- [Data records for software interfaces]
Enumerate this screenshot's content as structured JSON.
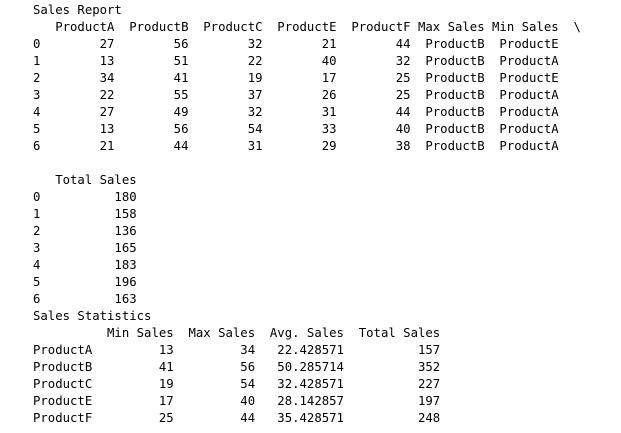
{
  "output": {
    "lines": [
      "Sales Report",
      "   ProductA  ProductB  ProductC  ProductE  ProductF Max Sales Min Sales  \\",
      "0        27        56        32        21        44  ProductB  ProductE",
      "1        13        51        22        40        32  ProductB  ProductA",
      "2        34        41        19        17        25  ProductB  ProductE",
      "3        22        55        37        26        25  ProductB  ProductA",
      "4        27        49        32        31        44  ProductB  ProductA",
      "5        13        56        54        33        40  ProductB  ProductA",
      "6        21        44        31        29        38  ProductB  ProductA",
      "",
      "   Total Sales",
      "0          180",
      "1          158",
      "2          136",
      "3          165",
      "4          183",
      "5          196",
      "6          163",
      "Sales Statistics",
      "          Min Sales  Max Sales  Avg. Sales  Total Sales",
      "ProductA         13         34   22.428571          157",
      "ProductB         41         56   50.285714          352",
      "ProductC         19         54   32.428571          227",
      "ProductE         17         40   28.142857          197",
      "ProductF         25         44   35.428571          248"
    ]
  }
}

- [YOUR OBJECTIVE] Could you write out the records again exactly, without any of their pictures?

- [ANSWER TO THIS TASK]
Enumerate this screenshot's content as structured JSON.
{
  "output": {
    "lines": [
      "Sales Report",
      "   ProductA  ProductB  ProductC  ProductE  ProductF Max Sales Min Sales  \\",
      "0        27        56        32        21        44  ProductB  ProductE",
      "1        13        51        22        40        32  ProductB  ProductA",
      "2        34        41        19        17        25  ProductB  ProductE",
      "3        22        55        37        26        25  ProductB  ProductA",
      "4        27        49        32        31        44  ProductB  ProductA",
      "5        13        56        54        33        40  ProductB  ProductA",
      "6        21        44        31        29        38  ProductB  ProductA",
      "",
      "   Total Sales",
      "0          180",
      "1          158",
      "2          136",
      "3          165",
      "4          183",
      "5          196",
      "6          163",
      "Sales Statistics",
      "          Min Sales  Max Sales  Avg. Sales  Total Sales",
      "ProductA         13         34   22.428571          157",
      "ProductB         41         56   50.285714          352",
      "ProductC         19         54   32.428571          227",
      "ProductE         17         40   28.142857          197",
      "ProductF         25         44   35.428571          248"
    ]
  }
}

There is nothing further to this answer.